Earlier this month, Dr. Jane van Dis, OBHG hospitalist and medical director of business development, was quoted in a Reader's Digest story, 15 Signs Your Weight Gain Means Your Health is in Trouble. Dr. van Dis shares her insight into three of the signs that weight gain could be a bigger issue: irregular periods, painful periods, and abdominal pain.
Ob Hospitalist Group will be attending the following meetings or conferences in the near future:
January 13-16; Bonita Springs, FL
January 31 - February 2; Dallas, Texas
Michigan Section of ACOG
February 2-4; Crystal Mountain Resort, Thompsonville, MI
February 23-24; Anaheim, CA
March 5; Lansing Center, MI
April 12-15; Indianapolis, IN
March 11-17 is National Patient Safety Awareness Week 2018. The Institute for Healthcare Improvement (IHI) is the primary sponsor of the annual observance through its United for Patient Safety Campaign.
IHI is asking both clinicians and consumers to focus on patient safety as a serious public health issue.
Millions of women around the world suffer from endometriosis — a condition in which uterine tissue migrates and grows abnormally outside of the uterus. Some women have no symptoms, while others experience severe pain, especially during their menstrual period.
The American College of Obstetricians and Gynecologists (ACOG) estimates that about one in 10 reproductive-age women suffers from endometriosis.
From ReachMD with host Renée Simone Yolanda Allen, MD, MHSc., FACOG
Obstetrical emergency care units offer pregnant women highly-specialized emergency care as a better alternative to the traditional emergency room visit. These units have been proven to increase patient satisfaction and improve emergency room wait time lengths. Where are they being utilized, and what are the barriers to implementing them nationwide?
Host Renée Allen talks with guests Dr. Brian Gilpin, national clinical director of operations for OB hospitalists at Mednax National Medical Group, and OBHG Founder Dr. Christopher Swain. They discuss the benefits and challenges of obstetrical emergency care units.
Many OBHG clinicians volunteer in leadership roles within their program hospitals, communities, or professional organizations. In the Leadership in Action series, our hospitalists share how they choose to serve others.

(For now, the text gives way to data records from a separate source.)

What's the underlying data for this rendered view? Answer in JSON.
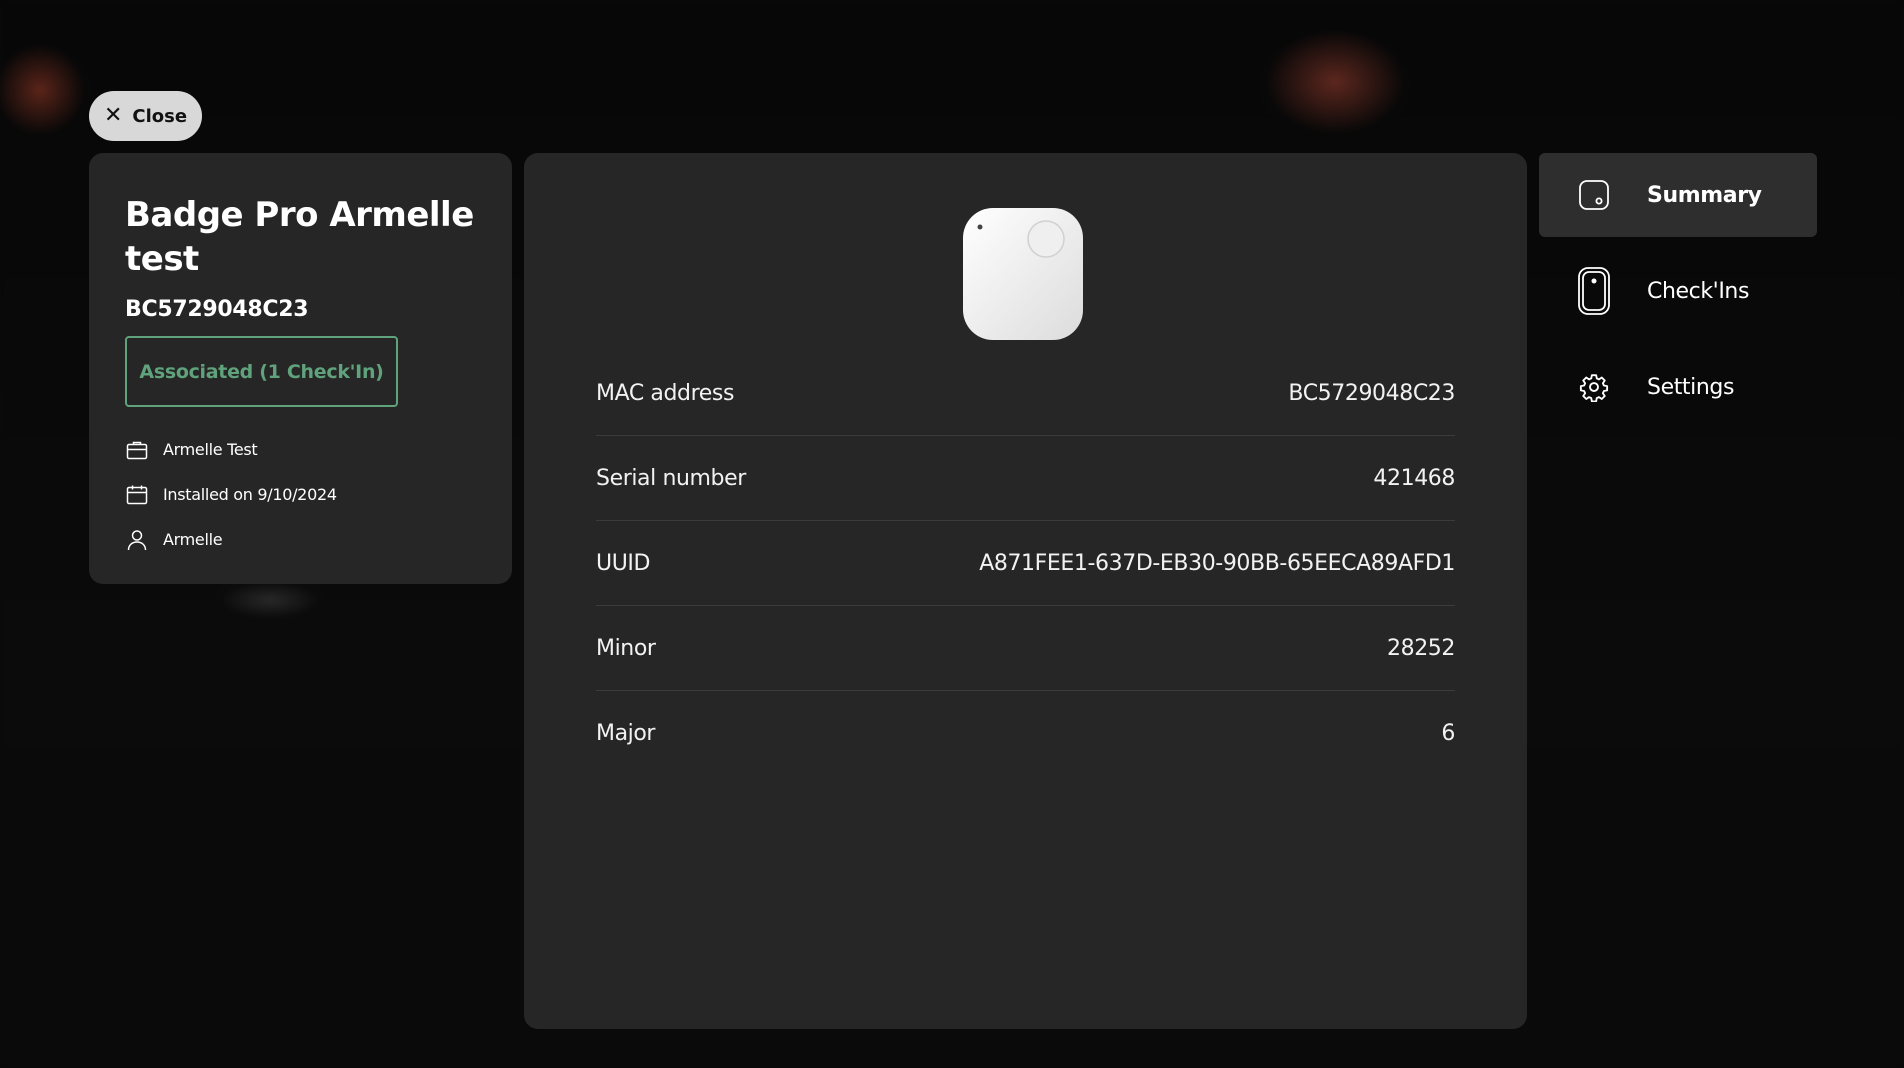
{
  "close_button": {
    "label": "Close",
    "icon": "close-icon"
  },
  "device": {
    "title": "Badge Pro Armelle test",
    "identifier": "BC5729048C23",
    "status": "Associated (1 Check'In)",
    "status_color": "#5fa27c",
    "meta": [
      {
        "icon": "briefcase-icon",
        "text": "Armelle Test"
      },
      {
        "icon": "calendar-icon",
        "text": "Installed on 9/10/2024"
      },
      {
        "icon": "user-icon",
        "text": "Armelle"
      }
    ]
  },
  "details": [
    {
      "label": "MAC address",
      "value": "BC5729048C23"
    },
    {
      "label": "Serial number",
      "value": "421468"
    },
    {
      "label": "UUID",
      "value": "A871FEE1-637D-EB30-90BB-65EECA89AFD1"
    },
    {
      "label": "Minor",
      "value": "28252"
    },
    {
      "label": "Major",
      "value": "6"
    }
  ],
  "nav": {
    "items": [
      {
        "label": "Summary",
        "icon": "badge-device-icon",
        "active": true
      },
      {
        "label": "Check'Ins",
        "icon": "phone-tag-icon",
        "active": false
      },
      {
        "label": "Settings",
        "icon": "gear-icon",
        "active": false
      }
    ]
  },
  "colors": {
    "card_background": "#262626",
    "page_background": "#0a0a0a",
    "accent_green": "#5fa27c",
    "nav_active_background": "#2e2e2e"
  }
}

Dr. Deborah Bowers, team lead for one of our programs in Reston, Va., says that serving on hospital committees not only helps her connect with fellow physicians and hospital staff, but also allows her to help affect change in the facility.
Every day, OBHG's clinical and operational leadership teams support our hospitalists in their programs. The Medical Director of Operations, Regional Vice President of Operations, and Director of Hospital Operations work to help ensure that programs run smoothly and facilitate hospitalists' success. One leader of these leaders is Kristen Fuentealba, Director of Hospital Operations over Alabama, Indiana, Kentucky, Michigan, Mississippi, and Tennessee.
Every day, Ob Hospitalist Group's clinical and operational leadership teams support our clinicians in their programs. The medical director of operations, regional vice president of operations, and director of hospital operations work to help ensure that programs run smoothly and facilitate hospitalists' success. Dr. Charles Rollison is an MDO for the OBHG region that includes Alabama, Indiana, Kentucky, Michigan, Mississippi, and Tennessee.
He focuses on clinical operations, including clinical leadership, hospital relationships, new program starts, clinical strategic leadership, and business development support. Our MDOs help ensure the clinical teams are delivering quality programs that achieve both OBHG's and the hospital's clinical and operational objectives.
According to OBHG's Dr. Jane van Dis, vaginal birth after cesarean (VBAC) attempts can reduce medically unnecessary C-sections. This week, Contemporary OB/GYN published an article by Dr. van Dis, who serves as OBHG's Medical Director for Business Development and an OB hopsitalist in Bakersfield, CA.
"The VBAC attempt rate is only about 9%, even though the overall success rate for women who attempt a trial of labor after cesarean delivery is estimated at 60% to 80%. We can do better," she writes.